(menafn – ecpulse) Investors to remain alert this week as they will key their eyes on a critical Parliamentary vote in Greece on 2013 austerity along with the monetary decisions by the two European giant central banks, the ECB and BOE.
After the narrow approval of the privatization bill last week, the Greek Parliament is set to face a tough test as it votes on a 13.5 billion euros of cutbacks for 2013-2014 which are required by Greeces creditors to become eligible to receiving the coming installment of its second bailout, which without Greece would face the ghost of default on November 16.
Hence, the main attention will be on Greece as a rejection could push the debt-wracked euro area nation to a dismal fate that could be facing a default or even may be kicked out of the European monetary union.
It is important, yet, to remember that attention is predicted to remain on the latest developments in Spain, where two euro zone officials said last month Spain is preparing to formally request a bailout in November. However, the most recent announcements by Spanish Prime Minister Mariano Rajoy referred that he would not rush to ask for rescue unless the situation worsens.
Accordingly, European policy makers are still continuing their efforts to ease the crisis while shoring up the 17-nation region to recovery, especially as the recent data referred to a possible continuation in recession this year.
Last weeks data gave a grim picture about the economic situation in the euro area as unemployment climbed to 11.6%, the highest since compiling data for the first time in 1995, making the number of people out of work soars to 18.5 million after it had been increased by 146,000 in September, where Greeces joblessness, due this week, is predicted to remain at record high in August after rising above 25% in July.

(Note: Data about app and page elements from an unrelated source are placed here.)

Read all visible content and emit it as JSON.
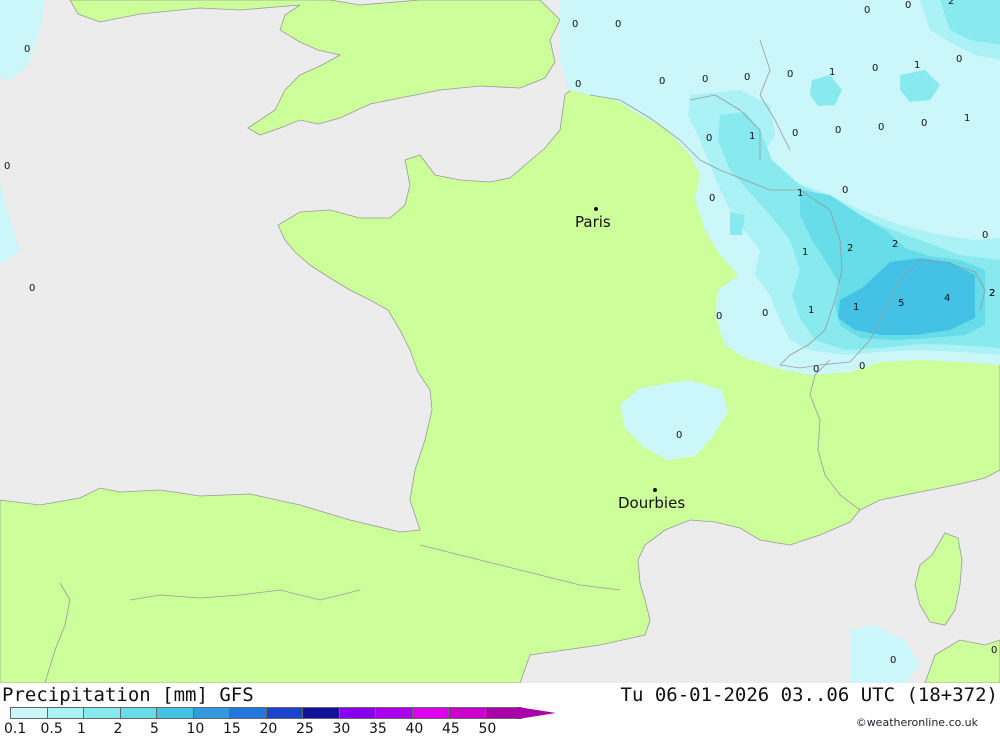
{
  "title": "Precipitation [mm] GFS",
  "valid_time": "Tu 06-01-2026 03..06 UTC (18+372)",
  "credit": "©weatheronline.co.uk",
  "colors": {
    "sea": "#ececec",
    "land": "#ccff99",
    "border": "#999999"
  },
  "legend": {
    "ticks": [
      "0.1",
      "0.5",
      "1",
      "2",
      "5",
      "10",
      "15",
      "20",
      "25",
      "30",
      "35",
      "40",
      "45",
      "50"
    ],
    "colors": [
      "#ccf7fa",
      "#aaf2f5",
      "#88eaee",
      "#66dde8",
      "#44c2e6",
      "#3399e0",
      "#2277dd",
      "#1a44cc",
      "#111199",
      "#8800ee",
      "#aa00ee",
      "#dd00ee",
      "#cc00cc",
      "#aa00aa"
    ]
  },
  "cities": [
    {
      "name": "Paris"
    },
    {
      "name": "Dourbies"
    }
  ],
  "precip_values": [
    "0",
    "0",
    "0",
    "0",
    "2",
    "0",
    "0",
    "0",
    "0",
    "0",
    "0",
    "0",
    "0",
    "1",
    "0",
    "1",
    "0",
    "0",
    "1",
    "0",
    "0",
    "0",
    "1",
    "0",
    "0",
    "0",
    "1",
    "0",
    "1",
    "2",
    "2",
    "0",
    "0",
    "1",
    "1",
    "2",
    "5",
    "4",
    "2",
    "0",
    "0",
    "0",
    "0",
    "0",
    "0"
  ]
}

By the same token, a composite index of manufacturing and services will confirm the ninth consecutive monthly contraction in October, adding to worries the economy may continue deterioration in the fourth quarter as crisis continue to weigh on growth prospects.
In Germany, exports will drop 1.5% in Sep. from 2.4% advance in Aug. while imports will drop 0.3% from a prior of 0.3% rise, according to median estimates.
The ECB, however, is expected to hold its benchmark rate at record low of 0.75% when it announces its rate decision on Nov. 8, referring that some analysts expect a cut in interest rate to a new record low of 0.5% within the next few months as the economic situation has deteriorated while inflation has eases.
Moving to the U.K., the BoE is also estimated to hold its monetary stance this month at 0.50% interest rate and 375 billion pounds of asset purchases.
Policy makers will probably wait for another month to assess the impact of FLS program, which is aimed to beef up credit to companies and households, and till getting the latest growth and inflation forecasts in Novembers quarterly inflation report due later in the month.
Nonetheless, the minutes of Octobers decision showed there could be a split among the nine-panel member this month as “some members felt that there was considerable scope for asset purchases to provide further stimulus,” whilst “other members, while acknowledging that asset purchases had the scope to lower long-term yields further, questioned the magnitude of the impact that lower long-term yields on corporate debt and equity would have on the broader economy.”
Britain expanded a robust 1.0%, the strongest growth in five years, leaving three consecutive quarters of contractions, giving hopes of recovery, yet economic growth may slow once again in the coming quarters as the rebound in the third quarter reflects the unwinding of June’s extra public holiday for Queen Elizabeth II’s Diamond Jubilee, which weighed on the second quarters figures, plus the positive effect of the Olympic Games that was hosted by London from July 27 to August 12.
U.K. PMI manufacturing showed a widening contraction to 47.5 in October from a revised of 48.1 while services is set to show an ease in expansion to 52.0 from a prior of 52.2. On the other hand, CPI for the year ended September decelerated to 2.2%, the slowest in nearly three years, giving more room to policy makers to add to stimulus in the coming period.